This afternoon we had a look at a long line of vintage cars at Johnstone Park near the library, mainly from the 20s and 30s, for the 80th celebration of the Great Ocean Road that goes from about Barwon Heads to Warrnambool. They certainly were different to today's cars! The project employed men who had been in the 1st World War and had no work so it was a massive task to build a road that winds around mountains all the way along the coast.
Today it is a tourist mecca, especially to towns such as Lorne, Apollo Bay and Port Campbell.

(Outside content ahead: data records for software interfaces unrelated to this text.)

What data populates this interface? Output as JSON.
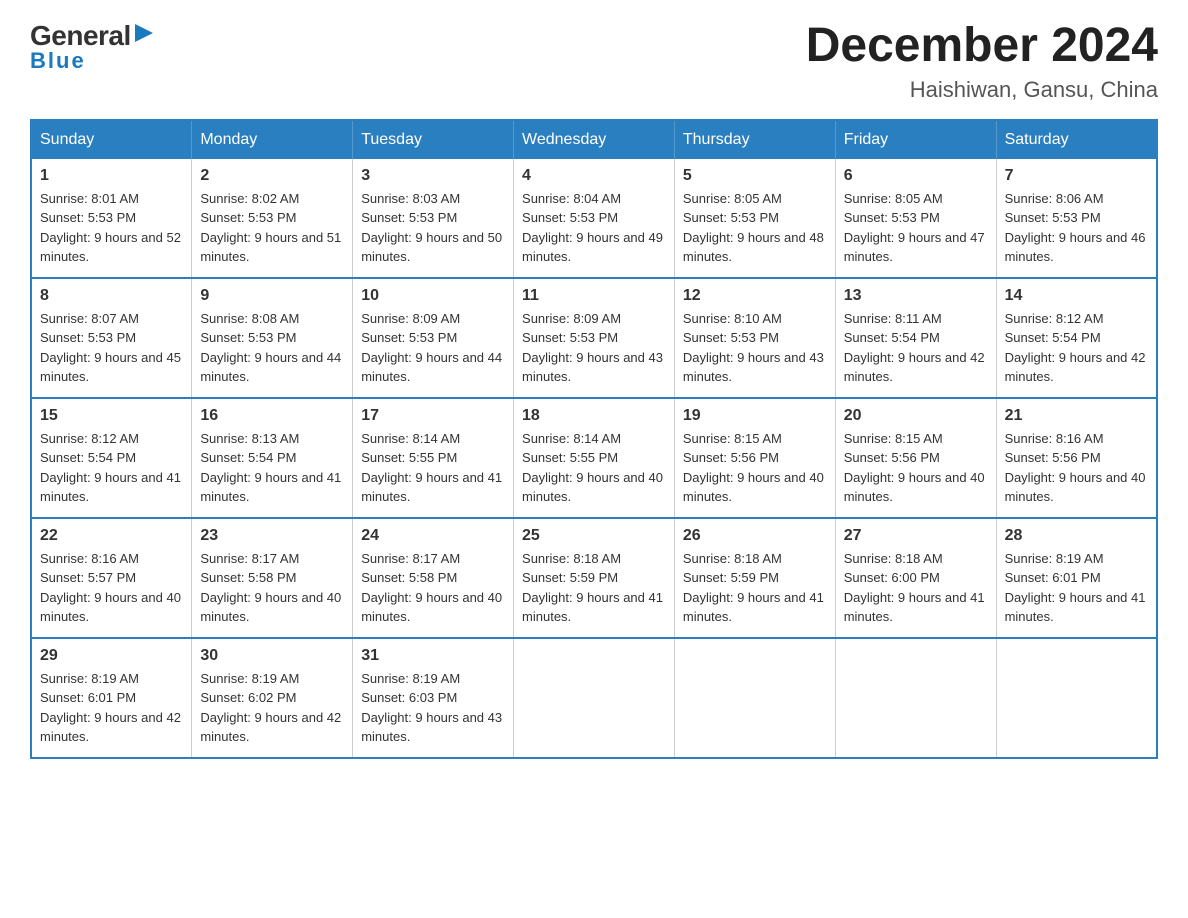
{
  "logo": {
    "general": "General",
    "arrow": "▶",
    "blue": "Blue"
  },
  "header": {
    "month_year": "December 2024",
    "location": "Haishiwan, Gansu, China"
  },
  "weekdays": [
    "Sunday",
    "Monday",
    "Tuesday",
    "Wednesday",
    "Thursday",
    "Friday",
    "Saturday"
  ],
  "weeks": [
    [
      {
        "day": "1",
        "sunrise": "8:01 AM",
        "sunset": "5:53 PM",
        "daylight": "9 hours and 52 minutes."
      },
      {
        "day": "2",
        "sunrise": "8:02 AM",
        "sunset": "5:53 PM",
        "daylight": "9 hours and 51 minutes."
      },
      {
        "day": "3",
        "sunrise": "8:03 AM",
        "sunset": "5:53 PM",
        "daylight": "9 hours and 50 minutes."
      },
      {
        "day": "4",
        "sunrise": "8:04 AM",
        "sunset": "5:53 PM",
        "daylight": "9 hours and 49 minutes."
      },
      {
        "day": "5",
        "sunrise": "8:05 AM",
        "sunset": "5:53 PM",
        "daylight": "9 hours and 48 minutes."
      },
      {
        "day": "6",
        "sunrise": "8:05 AM",
        "sunset": "5:53 PM",
        "daylight": "9 hours and 47 minutes."
      },
      {
        "day": "7",
        "sunrise": "8:06 AM",
        "sunset": "5:53 PM",
        "daylight": "9 hours and 46 minutes."
      }
    ],
    [
      {
        "day": "8",
        "sunrise": "8:07 AM",
        "sunset": "5:53 PM",
        "daylight": "9 hours and 45 minutes."
      },
      {
        "day": "9",
        "sunrise": "8:08 AM",
        "sunset": "5:53 PM",
        "daylight": "9 hours and 44 minutes."
      },
      {
        "day": "10",
        "sunrise": "8:09 AM",
        "sunset": "5:53 PM",
        "daylight": "9 hours and 44 minutes."
      },
      {
        "day": "11",
        "sunrise": "8:09 AM",
        "sunset": "5:53 PM",
        "daylight": "9 hours and 43 minutes."
      },
      {
        "day": "12",
        "sunrise": "8:10 AM",
        "sunset": "5:53 PM",
        "daylight": "9 hours and 43 minutes."
      },
      {
        "day": "13",
        "sunrise": "8:11 AM",
        "sunset": "5:54 PM",
        "daylight": "9 hours and 42 minutes."
      },
      {
        "day": "14",
        "sunrise": "8:12 AM",
        "sunset": "5:54 PM",
        "daylight": "9 hours and 42 minutes."
      }
    ],
    [
      {
        "day": "15",
        "sunrise": "8:12 AM",
        "sunset": "5:54 PM",
        "daylight": "9 hours and 41 minutes."
      },
      {
        "day": "16",
        "sunrise": "8:13 AM",
        "sunset": "5:54 PM",
        "daylight": "9 hours and 41 minutes."
      },
      {
        "day": "17",
        "sunrise": "8:14 AM",
        "sunset": "5:55 PM",
        "daylight": "9 hours and 41 minutes."
      },
      {
        "day": "18",
        "sunrise": "8:14 AM",
        "sunset": "5:55 PM",
        "daylight": "9 hours and 40 minutes."
      },
      {
        "day": "19",
        "sunrise": "8:15 AM",
        "sunset": "5:56 PM",
        "daylight": "9 hours and 40 minutes."
      },
      {
        "day": "20",
        "sunrise": "8:15 AM",
        "sunset": "5:56 PM",
        "daylight": "9 hours and 40 minutes."
      },
      {
        "day": "21",
        "sunrise": "8:16 AM",
        "sunset": "5:56 PM",
        "daylight": "9 hours and 40 minutes."
      }
    ],
    [
      {
        "day": "22",
        "sunrise": "8:16 AM",
        "sunset": "5:57 PM",
        "daylight": "9 hours and 40 minutes."
      },
      {
        "day": "23",
        "sunrise": "8:17 AM",
        "sunset": "5:58 PM",
        "daylight": "9 hours and 40 minutes."
      },
      {
        "day": "24",
        "sunrise": "8:17 AM",
        "sunset": "5:58 PM",
        "daylight": "9 hours and 40 minutes."
      },
      {
        "day": "25",
        "sunrise": "8:18 AM",
        "sunset": "5:59 PM",
        "daylight": "9 hours and 41 minutes."
      },
      {
        "day": "26",
        "sunrise": "8:18 AM",
        "sunset": "5:59 PM",
        "daylight": "9 hours and 41 minutes."
      },
      {
        "day": "27",
        "sunrise": "8:18 AM",
        "sunset": "6:00 PM",
        "daylight": "9 hours and 41 minutes."
      },
      {
        "day": "28",
        "sunrise": "8:19 AM",
        "sunset": "6:01 PM",
        "daylight": "9 hours and 41 minutes."
      }
    ],
    [
      {
        "day": "29",
        "sunrise": "8:19 AM",
        "sunset": "6:01 PM",
        "daylight": "9 hours and 42 minutes."
      },
      {
        "day": "30",
        "sunrise": "8:19 AM",
        "sunset": "6:02 PM",
        "daylight": "9 hours and 42 minutes."
      },
      {
        "day": "31",
        "sunrise": "8:19 AM",
        "sunset": "6:03 PM",
        "daylight": "9 hours and 43 minutes."
      },
      null,
      null,
      null,
      null
    ]
  ]
}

The drivers will follow this road over maybe five days and when they get near Lorne it will be interesting as the place is jumping with the Schoolies and very very busy. We talked with some of the owners and many had driven on the freeway from Melbourne going at about 40 or 50 k flat out. At the park there was a small ceremony with Colin Mockett dressed up as Mr Hitchcock who initiated many great projects in the Geelong region nearly a hundred years ago. The Hitchcock name is here, there and everywhere in Geelong!
notes from website about the RACV tour this week.

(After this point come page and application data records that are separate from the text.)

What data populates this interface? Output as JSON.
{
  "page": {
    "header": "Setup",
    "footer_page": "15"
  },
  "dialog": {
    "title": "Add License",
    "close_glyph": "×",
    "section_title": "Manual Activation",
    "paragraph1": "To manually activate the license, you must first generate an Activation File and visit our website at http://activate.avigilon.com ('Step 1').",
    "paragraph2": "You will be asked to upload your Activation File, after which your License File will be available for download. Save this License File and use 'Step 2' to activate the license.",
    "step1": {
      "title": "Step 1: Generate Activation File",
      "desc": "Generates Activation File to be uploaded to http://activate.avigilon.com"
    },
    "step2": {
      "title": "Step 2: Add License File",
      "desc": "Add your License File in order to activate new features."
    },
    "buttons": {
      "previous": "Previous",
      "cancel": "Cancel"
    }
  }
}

The Great Ocean Road was conceived by the Mayor of Geelong, Howard Hitchcock during the First World War as a need to link the coastal townships from Barwon Heads to Warrnambool. The Great Ocean Road Trust was formed, and began seeking donations for the Road’s construction. With an employment shortage at the time, upon return from their duties, soldiers from WWI gained employment on the construction of the Great Ocean Road. They carved their way into the cliffs with nothing more than pick-axle & shovel for thirteen years, before the Great Ocean Road was officially opened in Lorne on 26th November 1932. The Great Ocean Road has become recognised as the World’s Longest War Memorial, and in 2011 was given the honour of National Heritage status.